The Emrakul, the Aeons Torn is a foil for the Mill deck which is a bad matchup. It’s super cool though that it works with Through the Breach and you can mill it and reanimate it with Goryo’s at instant speed before it shuffles back in. This doesn’t actually come in that often, but do so at your own discretion on a case by case basis.
A small tutorial for actually playing the deck. Most often you want to be putting a Triome into play on turn one. Obviously a fetch land grabbing a Triome is an equally similar play. The step two objective is to grab a corresponding shock land that gives you the full domain (all five colors) on the battlefield. From here, we want to cast either Fallaji Archeologist or Pentad Prism to be advancing our board state.
It starts to get complicated based on what you’ve played or milled in some cases. A great turn three play might just be casting The One Ring and pulling way ahead on card advantage. A more likely turn three is just tapping out for Fable (which is a decent turn overall). Ultimately, you are looking to set yourself up for a turn to have Atraxa in the graveyard, then playing a Goryo’s Vengeance on Atraxa, choosing to keep as many untapped white sources as possible. This is because you are hoping to hit Ephemerate and Leyline Binding to use as follow-up plays.

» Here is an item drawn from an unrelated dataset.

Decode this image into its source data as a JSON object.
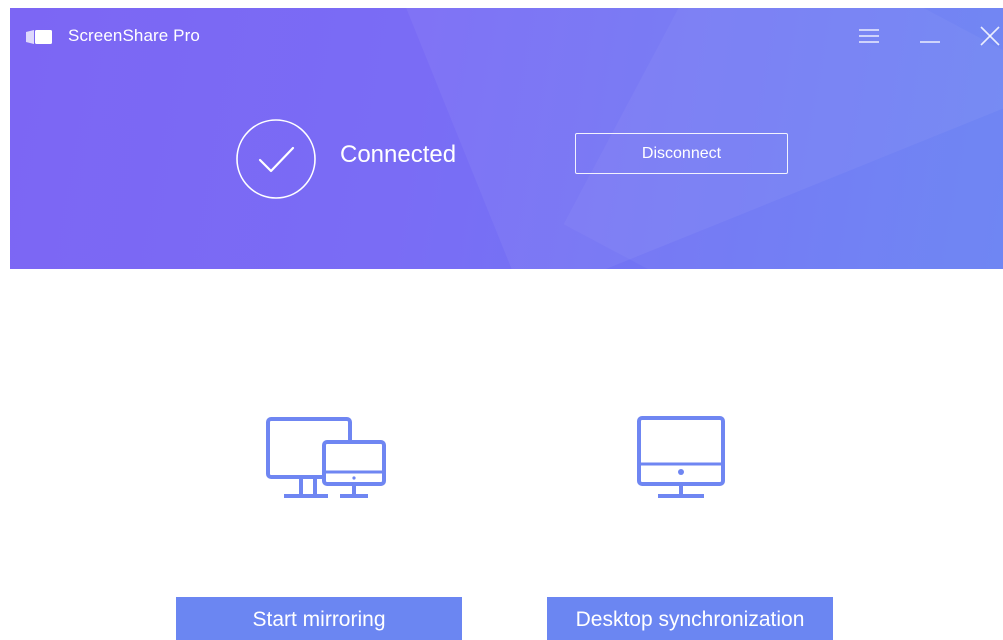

Atraxa typically comes in and hits them for 7 points of lifelink. This puts you ahead enough on life that the opponent can’t kill you on their next turn. Ephemerate on Atraxa puts a big wall in front of them as well, as creating a virtual draw 10 cards. From there you can usually pitch a Grief that you found off Atraxa and take away their next play. You might also get to play a Leyline Binding on their best permanent. Essentially you set yourself up with a rock solid board position. Usually opponents tend to concede from this point, but if they play it out just have fun spewing answers for literally everything.
This deck thrives in a field of creature decks. It one-ups the midrange folks. It does appear favored versus Rakdos Scam, but it’s very slight and usually a grindy match that hinges on how good their draws are. I would play this deck in the current modern metagame, but if we saw a big uptick in Tron, Amulet, and UW control I might consider shelving it again until safer waters are present.
Thanks for reading folks, tune in next time for more sweet decklist shenanigans.